Items listed in a dataset
▼▼▼

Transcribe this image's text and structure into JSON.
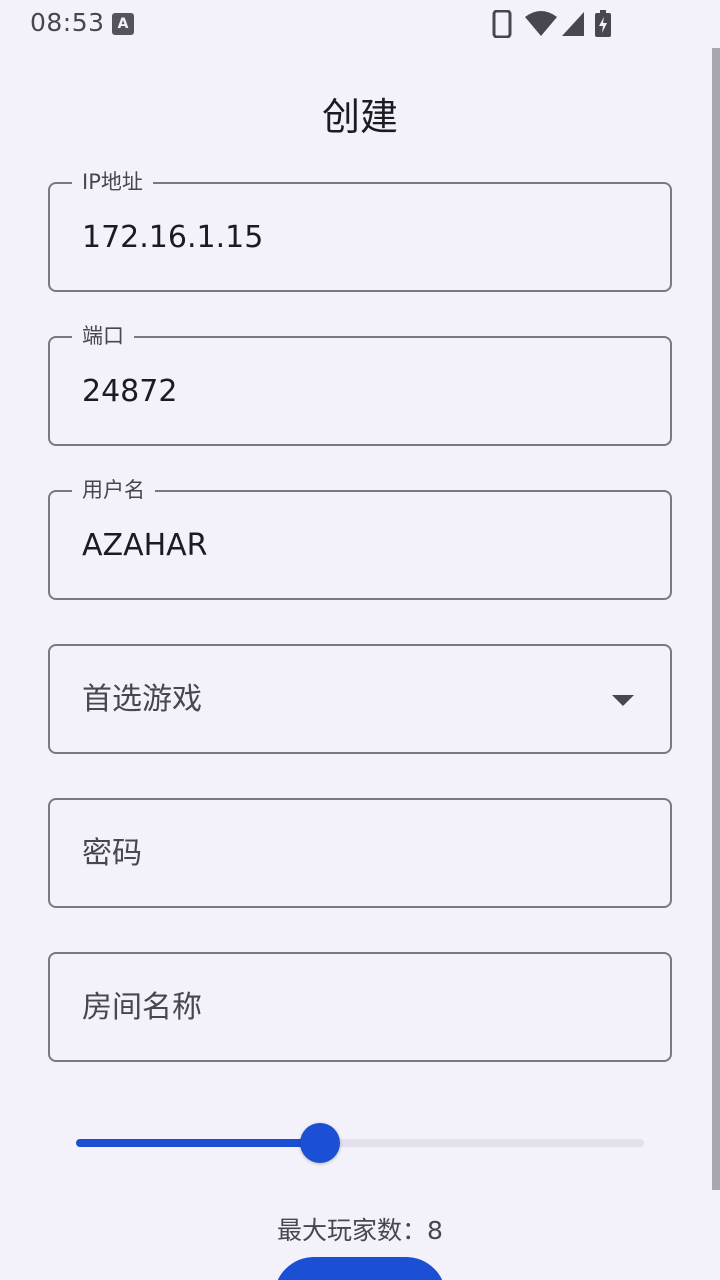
{
  "status_bar": {
    "time": "08:53",
    "app_icon_letter": "A",
    "icons": [
      "phone-icon",
      "wifi-icon",
      "signal-icon",
      "battery-charging-icon"
    ]
  },
  "page": {
    "title": "创建"
  },
  "fields": {
    "ip": {
      "label": "IP地址",
      "value": "172.16.1.15"
    },
    "port": {
      "label": "端口",
      "value": "24872"
    },
    "username": {
      "label": "用户名",
      "value": "AZAHAR"
    },
    "preferred_game": {
      "placeholder": "首选游戏"
    },
    "password": {
      "placeholder": "密码"
    },
    "room_name": {
      "placeholder": "房间名称"
    }
  },
  "slider": {
    "fraction": 0.43
  },
  "max_players": {
    "text": "最大玩家数：8"
  },
  "colors": {
    "accent": "#1b4fd4",
    "background": "#f3f2fa",
    "outline": "#7a7883",
    "track_inactive": "#e1e0eb"
  }
}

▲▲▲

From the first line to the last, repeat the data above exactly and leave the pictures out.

● **OUTPUT**:
Transcribe this image's text and structure into JSON.
{
  "status_bar": {
    "time": "08:53",
    "app_icon_letter": "A",
    "icons": [
      "phone-icon",
      "wifi-icon",
      "signal-icon",
      "battery-charging-icon"
    ]
  },
  "page": {
    "title": "创建"
  },
  "fields": {
    "ip": {
      "label": "IP地址",
      "value": "172.16.1.15"
    },
    "port": {
      "label": "端口",
      "value": "24872"
    },
    "username": {
      "label": "用户名",
      "value": "AZAHAR"
    },
    "preferred_game": {
      "placeholder": "首选游戏"
    },
    "password": {
      "placeholder": "密码"
    },
    "room_name": {
      "placeholder": "房间名称"
    }
  },
  "slider": {
    "fraction": 0.43
  },
  "max_players": {
    "text": "最大玩家数：8"
  },
  "colors": {
    "accent": "#1b4fd4",
    "background": "#f3f2fa",
    "outline": "#7a7883",
    "track_inactive": "#e1e0eb"
  }
}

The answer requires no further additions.